From the entries, copy out every line in which the word "true" is found.
------ Exercise materials ------
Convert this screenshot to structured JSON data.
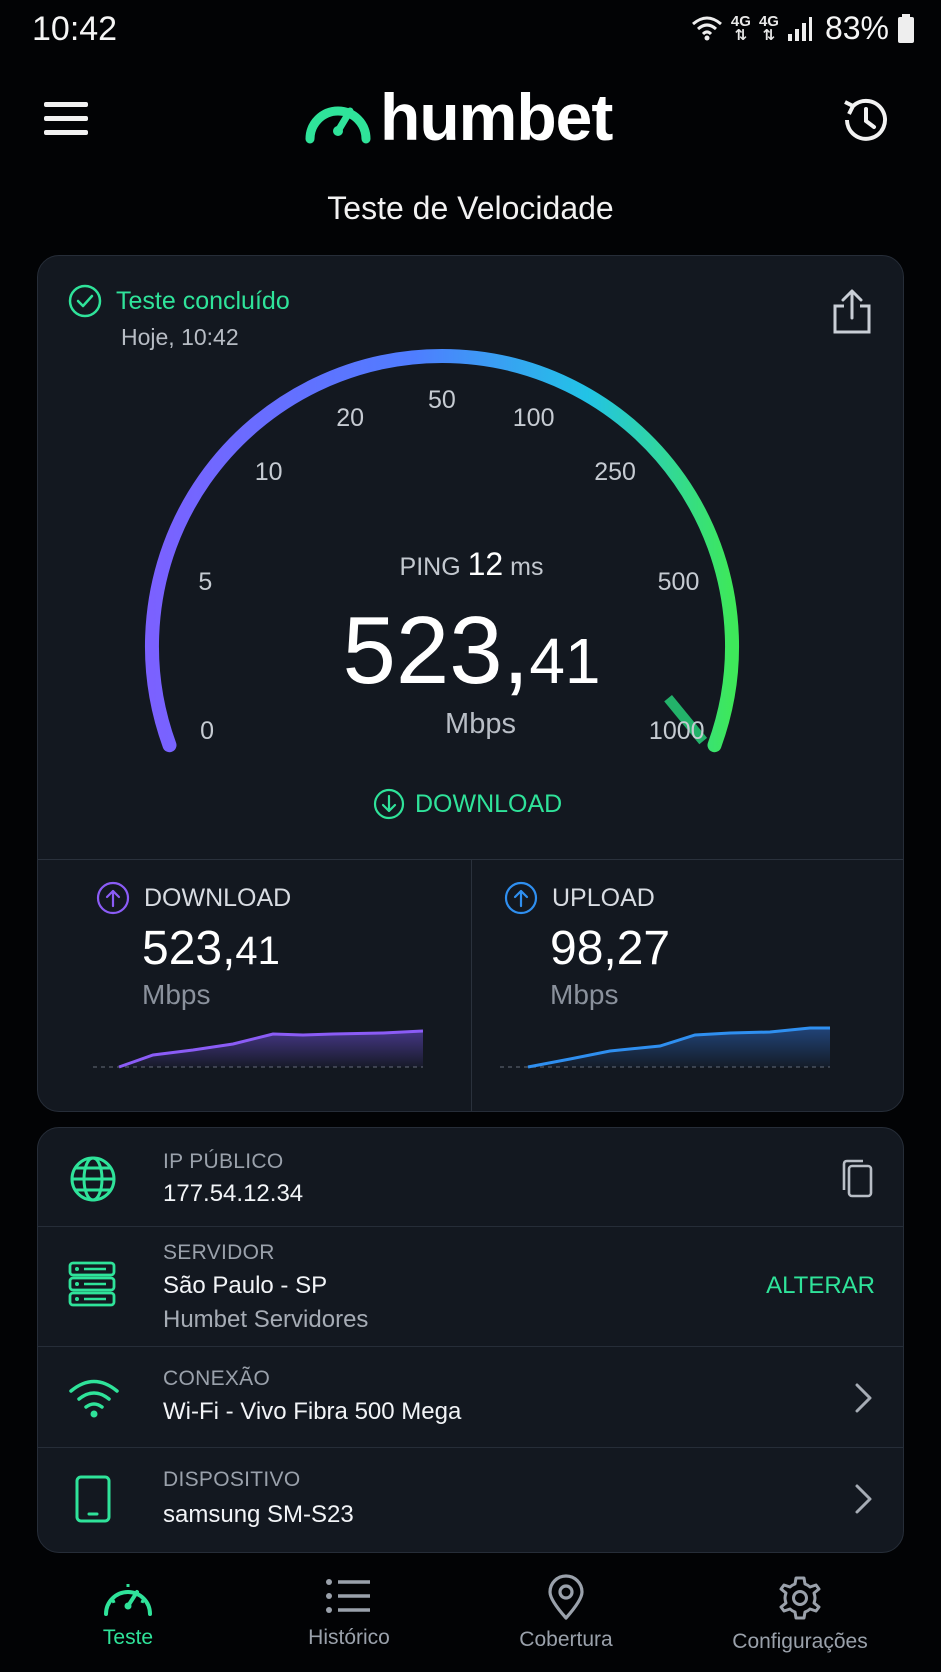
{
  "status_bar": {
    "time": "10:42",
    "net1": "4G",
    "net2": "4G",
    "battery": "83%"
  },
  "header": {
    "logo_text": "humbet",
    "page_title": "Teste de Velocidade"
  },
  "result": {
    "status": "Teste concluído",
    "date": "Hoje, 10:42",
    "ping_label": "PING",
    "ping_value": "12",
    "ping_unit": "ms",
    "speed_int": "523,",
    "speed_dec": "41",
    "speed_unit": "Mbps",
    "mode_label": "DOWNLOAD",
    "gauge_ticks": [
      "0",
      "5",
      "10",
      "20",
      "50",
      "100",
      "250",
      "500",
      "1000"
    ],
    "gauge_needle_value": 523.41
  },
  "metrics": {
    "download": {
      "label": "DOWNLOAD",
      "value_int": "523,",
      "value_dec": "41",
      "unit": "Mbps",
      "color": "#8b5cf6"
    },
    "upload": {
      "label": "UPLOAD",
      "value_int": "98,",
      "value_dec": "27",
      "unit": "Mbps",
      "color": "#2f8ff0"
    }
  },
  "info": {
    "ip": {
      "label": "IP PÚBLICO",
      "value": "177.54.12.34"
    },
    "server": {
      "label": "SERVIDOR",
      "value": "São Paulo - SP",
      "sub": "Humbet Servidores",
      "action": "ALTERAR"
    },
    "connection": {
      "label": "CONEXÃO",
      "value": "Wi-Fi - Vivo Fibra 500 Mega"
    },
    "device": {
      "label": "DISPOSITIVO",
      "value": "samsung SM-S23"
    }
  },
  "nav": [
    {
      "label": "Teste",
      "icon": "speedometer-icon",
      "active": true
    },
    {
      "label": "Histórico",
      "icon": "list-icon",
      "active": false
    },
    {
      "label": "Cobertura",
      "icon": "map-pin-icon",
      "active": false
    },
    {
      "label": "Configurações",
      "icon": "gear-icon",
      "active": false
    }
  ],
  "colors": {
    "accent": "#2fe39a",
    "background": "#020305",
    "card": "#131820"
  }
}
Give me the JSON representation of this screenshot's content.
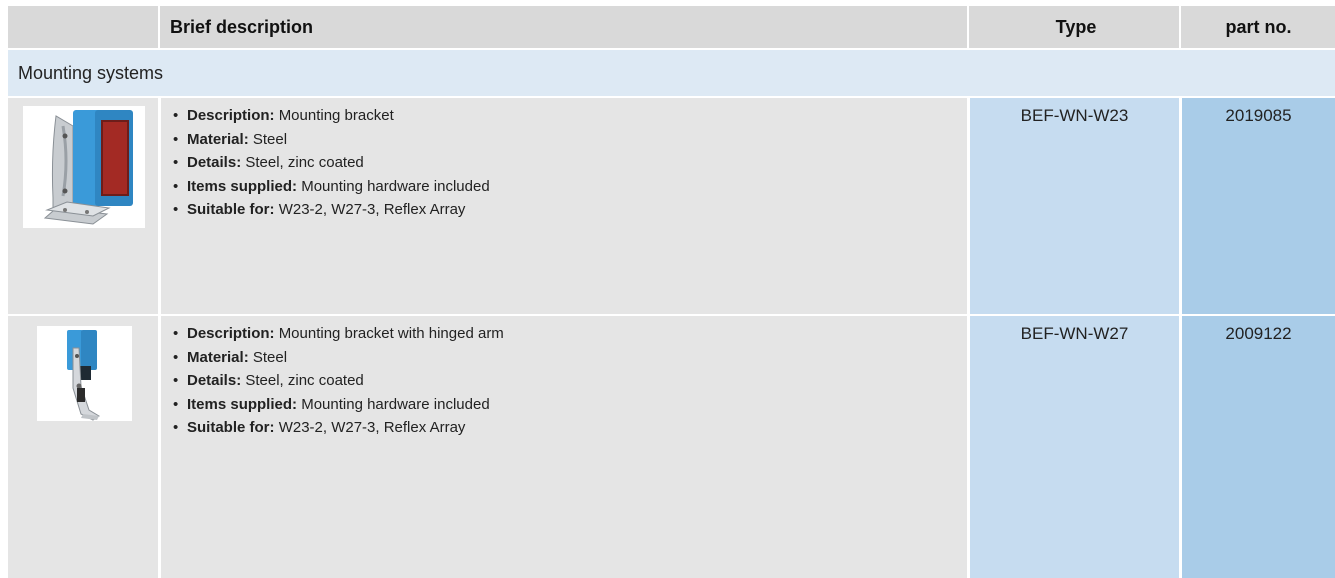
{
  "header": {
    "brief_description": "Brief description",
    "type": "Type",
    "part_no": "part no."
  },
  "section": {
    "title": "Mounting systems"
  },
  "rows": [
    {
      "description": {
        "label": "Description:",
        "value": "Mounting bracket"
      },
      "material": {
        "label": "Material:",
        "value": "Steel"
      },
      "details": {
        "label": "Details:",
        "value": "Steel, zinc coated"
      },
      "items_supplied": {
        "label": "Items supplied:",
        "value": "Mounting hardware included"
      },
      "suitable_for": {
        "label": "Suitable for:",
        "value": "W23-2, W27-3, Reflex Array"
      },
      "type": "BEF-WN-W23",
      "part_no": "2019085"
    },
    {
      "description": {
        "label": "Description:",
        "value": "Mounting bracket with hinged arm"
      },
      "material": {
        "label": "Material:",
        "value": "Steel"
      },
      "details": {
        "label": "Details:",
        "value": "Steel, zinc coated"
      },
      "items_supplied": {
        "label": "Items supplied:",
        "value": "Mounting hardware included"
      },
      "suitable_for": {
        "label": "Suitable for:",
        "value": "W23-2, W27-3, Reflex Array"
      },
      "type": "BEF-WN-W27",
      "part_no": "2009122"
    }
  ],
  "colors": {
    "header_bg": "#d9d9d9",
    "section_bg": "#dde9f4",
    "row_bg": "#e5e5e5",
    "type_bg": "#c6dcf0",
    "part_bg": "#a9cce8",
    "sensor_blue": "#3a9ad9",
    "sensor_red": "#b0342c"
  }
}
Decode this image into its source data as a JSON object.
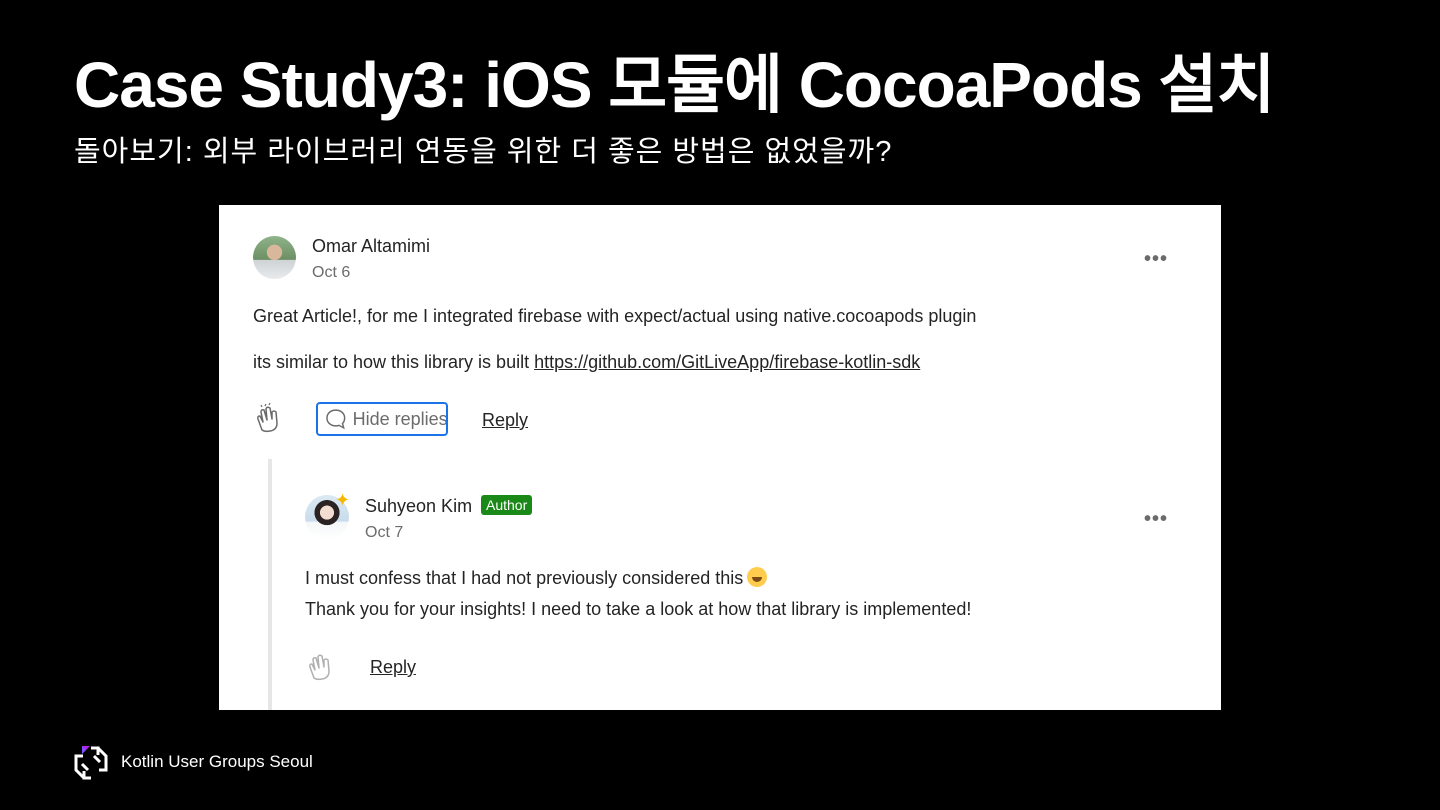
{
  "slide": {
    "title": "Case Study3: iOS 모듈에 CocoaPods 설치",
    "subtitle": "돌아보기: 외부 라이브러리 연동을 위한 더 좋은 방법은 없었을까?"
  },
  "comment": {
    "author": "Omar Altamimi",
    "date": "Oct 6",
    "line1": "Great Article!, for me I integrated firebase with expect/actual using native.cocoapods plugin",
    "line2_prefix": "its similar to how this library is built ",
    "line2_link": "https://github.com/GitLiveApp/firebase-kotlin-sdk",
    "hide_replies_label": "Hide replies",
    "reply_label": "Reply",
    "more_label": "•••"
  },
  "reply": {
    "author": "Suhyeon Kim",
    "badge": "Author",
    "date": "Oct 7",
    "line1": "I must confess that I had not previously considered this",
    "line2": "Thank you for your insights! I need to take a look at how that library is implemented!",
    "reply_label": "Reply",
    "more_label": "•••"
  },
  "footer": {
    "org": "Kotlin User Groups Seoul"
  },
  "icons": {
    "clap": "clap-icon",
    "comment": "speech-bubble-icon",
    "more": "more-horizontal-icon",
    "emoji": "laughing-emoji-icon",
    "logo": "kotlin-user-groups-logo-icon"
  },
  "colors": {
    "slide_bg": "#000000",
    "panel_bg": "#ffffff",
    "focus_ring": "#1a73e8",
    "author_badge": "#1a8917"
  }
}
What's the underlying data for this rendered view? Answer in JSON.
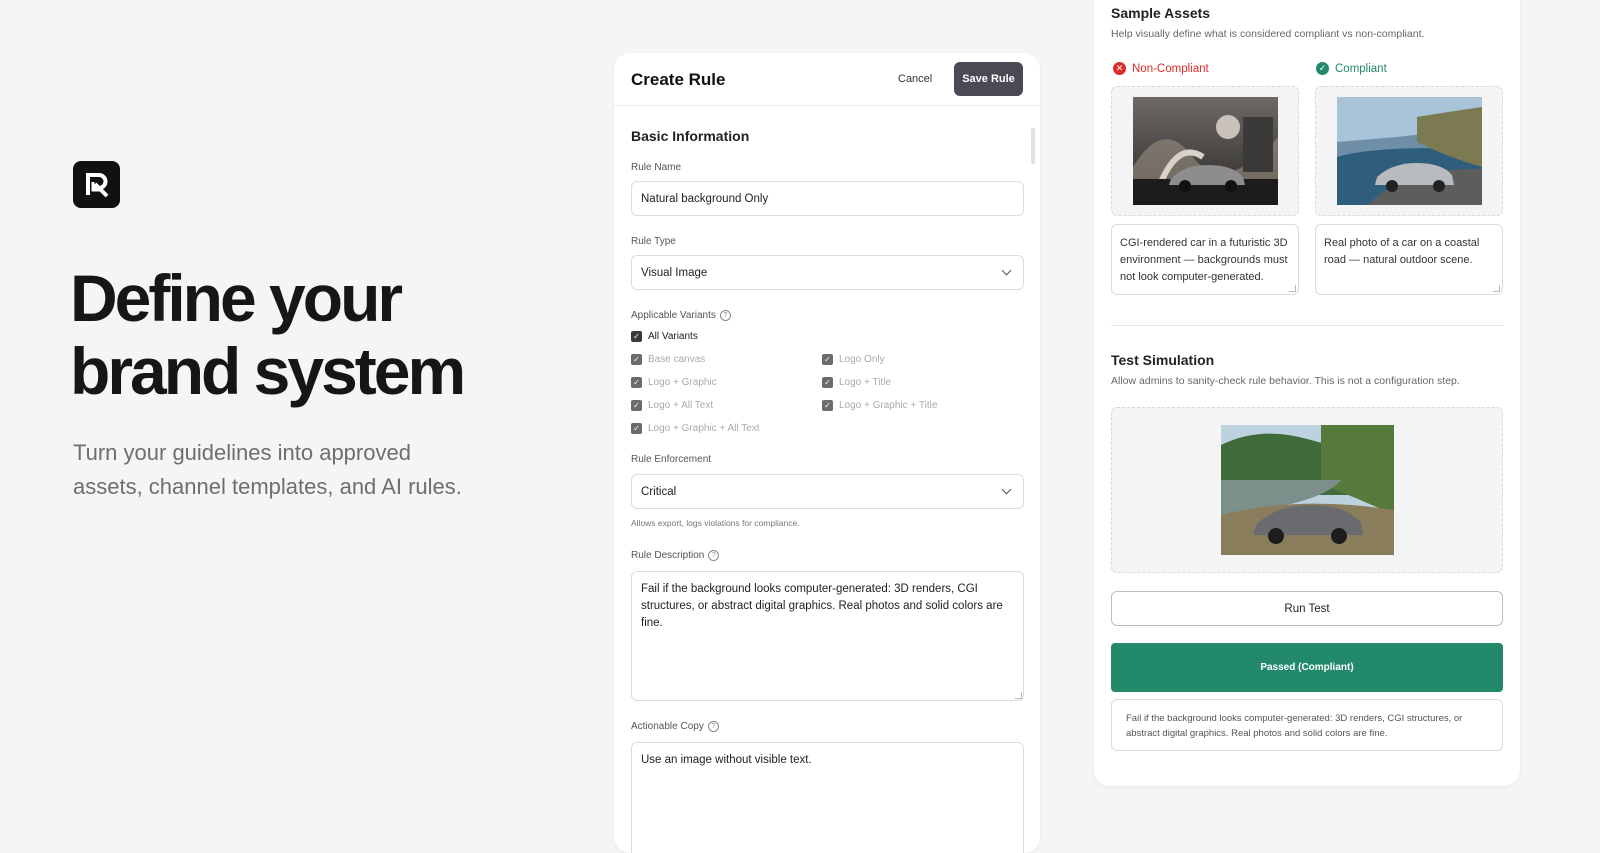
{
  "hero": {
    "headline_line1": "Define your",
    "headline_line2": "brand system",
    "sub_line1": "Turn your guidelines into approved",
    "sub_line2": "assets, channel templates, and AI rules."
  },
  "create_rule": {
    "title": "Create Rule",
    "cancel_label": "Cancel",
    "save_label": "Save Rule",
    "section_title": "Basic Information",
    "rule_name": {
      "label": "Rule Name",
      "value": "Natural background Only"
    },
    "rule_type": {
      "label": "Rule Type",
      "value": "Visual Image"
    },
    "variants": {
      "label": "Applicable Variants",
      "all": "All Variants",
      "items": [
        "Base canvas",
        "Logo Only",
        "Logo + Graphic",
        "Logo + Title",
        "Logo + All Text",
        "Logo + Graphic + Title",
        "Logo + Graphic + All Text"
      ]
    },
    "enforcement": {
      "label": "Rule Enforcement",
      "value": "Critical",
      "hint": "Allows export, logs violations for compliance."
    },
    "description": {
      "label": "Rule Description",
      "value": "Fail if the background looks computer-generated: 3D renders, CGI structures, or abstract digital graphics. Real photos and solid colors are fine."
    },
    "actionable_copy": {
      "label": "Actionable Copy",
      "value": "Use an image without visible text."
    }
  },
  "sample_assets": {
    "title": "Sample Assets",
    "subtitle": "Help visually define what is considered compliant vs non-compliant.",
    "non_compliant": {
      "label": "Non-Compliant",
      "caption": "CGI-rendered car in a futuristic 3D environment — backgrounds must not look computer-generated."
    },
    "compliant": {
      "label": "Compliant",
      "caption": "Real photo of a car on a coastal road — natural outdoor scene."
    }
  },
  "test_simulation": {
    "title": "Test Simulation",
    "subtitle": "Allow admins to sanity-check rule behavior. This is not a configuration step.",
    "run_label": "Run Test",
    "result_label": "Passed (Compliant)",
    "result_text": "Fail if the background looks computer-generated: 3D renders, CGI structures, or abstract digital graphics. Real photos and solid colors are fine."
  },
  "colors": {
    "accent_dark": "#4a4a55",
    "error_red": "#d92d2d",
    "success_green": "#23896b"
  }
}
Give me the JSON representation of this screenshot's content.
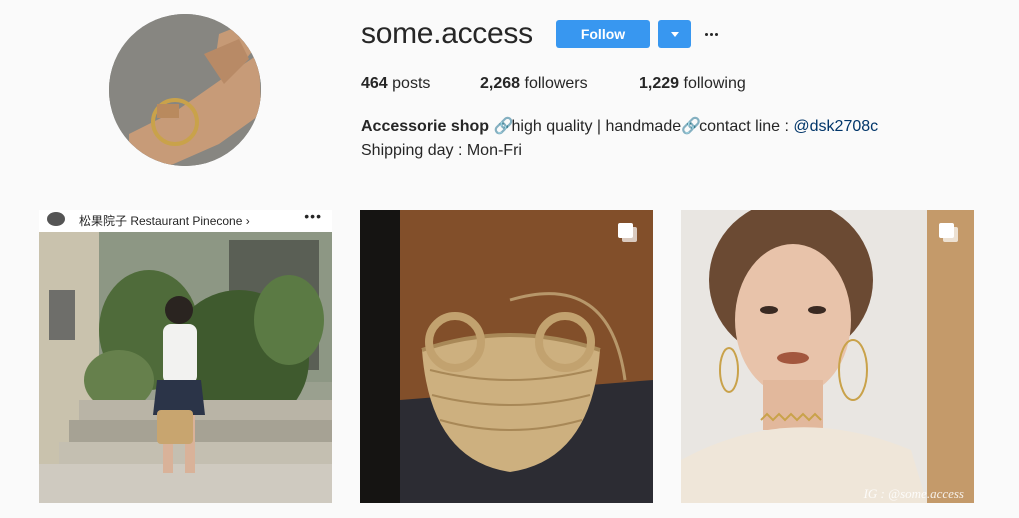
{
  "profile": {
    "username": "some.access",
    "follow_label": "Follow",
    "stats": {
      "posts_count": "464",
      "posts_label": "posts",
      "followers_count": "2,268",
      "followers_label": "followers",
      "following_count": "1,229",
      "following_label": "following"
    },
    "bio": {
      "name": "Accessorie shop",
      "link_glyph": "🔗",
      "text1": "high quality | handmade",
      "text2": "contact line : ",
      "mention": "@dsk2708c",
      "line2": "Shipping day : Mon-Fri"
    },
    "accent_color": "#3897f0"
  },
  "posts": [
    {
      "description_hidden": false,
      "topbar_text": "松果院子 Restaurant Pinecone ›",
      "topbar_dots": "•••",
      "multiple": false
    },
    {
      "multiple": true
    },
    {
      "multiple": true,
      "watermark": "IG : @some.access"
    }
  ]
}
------
▸ **Solved exercise**:
      "active": true
      "multiple": true
      "multiple": true,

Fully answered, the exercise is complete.